- _Task_:
Comb through the entries for "Virtual" and pull out each line that holds it.

-- Records supplied follows --

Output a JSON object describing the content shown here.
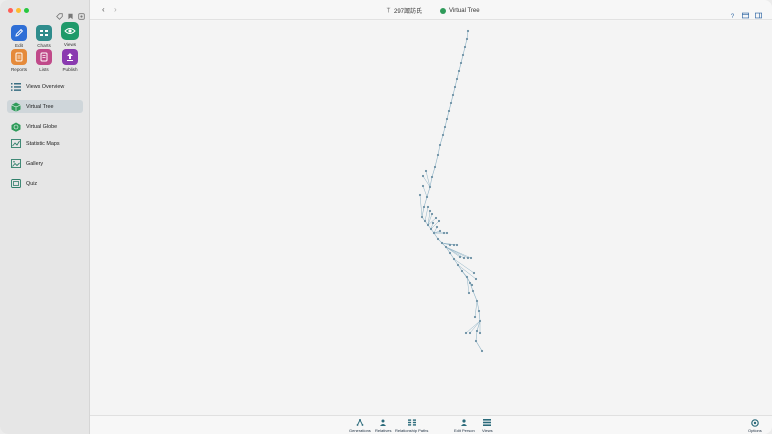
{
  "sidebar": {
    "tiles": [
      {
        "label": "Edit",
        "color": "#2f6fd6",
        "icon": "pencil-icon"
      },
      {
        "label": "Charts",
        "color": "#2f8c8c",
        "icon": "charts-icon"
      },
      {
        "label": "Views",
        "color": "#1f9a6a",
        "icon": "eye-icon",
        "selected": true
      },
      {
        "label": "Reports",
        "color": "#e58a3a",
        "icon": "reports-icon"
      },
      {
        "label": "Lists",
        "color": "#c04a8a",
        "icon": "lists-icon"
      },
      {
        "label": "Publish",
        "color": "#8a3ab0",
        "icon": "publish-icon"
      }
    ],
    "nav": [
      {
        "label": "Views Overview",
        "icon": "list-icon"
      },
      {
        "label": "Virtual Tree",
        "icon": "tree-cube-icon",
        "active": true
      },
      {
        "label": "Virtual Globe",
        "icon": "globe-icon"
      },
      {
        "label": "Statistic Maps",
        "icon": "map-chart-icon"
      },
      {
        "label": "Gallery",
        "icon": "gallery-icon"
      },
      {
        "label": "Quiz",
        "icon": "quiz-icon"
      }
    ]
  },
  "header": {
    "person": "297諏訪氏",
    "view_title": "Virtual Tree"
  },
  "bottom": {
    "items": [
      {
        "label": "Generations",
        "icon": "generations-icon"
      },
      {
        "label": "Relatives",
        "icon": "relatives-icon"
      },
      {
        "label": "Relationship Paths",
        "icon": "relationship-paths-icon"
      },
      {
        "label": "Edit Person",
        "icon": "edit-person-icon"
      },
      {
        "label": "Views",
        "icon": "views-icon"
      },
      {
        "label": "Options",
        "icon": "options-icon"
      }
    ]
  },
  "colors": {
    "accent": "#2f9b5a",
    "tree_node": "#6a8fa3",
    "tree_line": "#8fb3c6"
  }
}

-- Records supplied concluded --
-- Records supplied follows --

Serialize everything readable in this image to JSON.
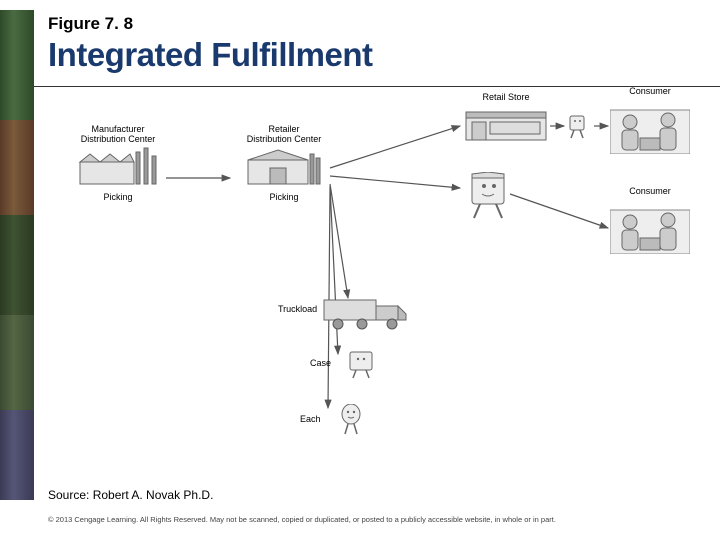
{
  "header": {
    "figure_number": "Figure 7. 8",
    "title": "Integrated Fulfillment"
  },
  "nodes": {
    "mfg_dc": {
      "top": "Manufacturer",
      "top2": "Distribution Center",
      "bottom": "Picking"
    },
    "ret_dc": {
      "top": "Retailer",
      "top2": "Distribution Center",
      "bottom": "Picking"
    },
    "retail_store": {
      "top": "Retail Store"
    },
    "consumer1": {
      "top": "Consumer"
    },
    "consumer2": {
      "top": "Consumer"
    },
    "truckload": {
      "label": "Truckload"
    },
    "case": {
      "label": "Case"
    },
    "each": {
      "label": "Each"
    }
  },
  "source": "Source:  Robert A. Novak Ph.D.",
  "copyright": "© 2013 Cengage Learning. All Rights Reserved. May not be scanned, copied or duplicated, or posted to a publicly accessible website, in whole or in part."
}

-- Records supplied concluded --

- _Finished task_:
        "label": "Virtual Tree",
        "label": "Virtual Globe",
    "view_title": "Virtual Tree"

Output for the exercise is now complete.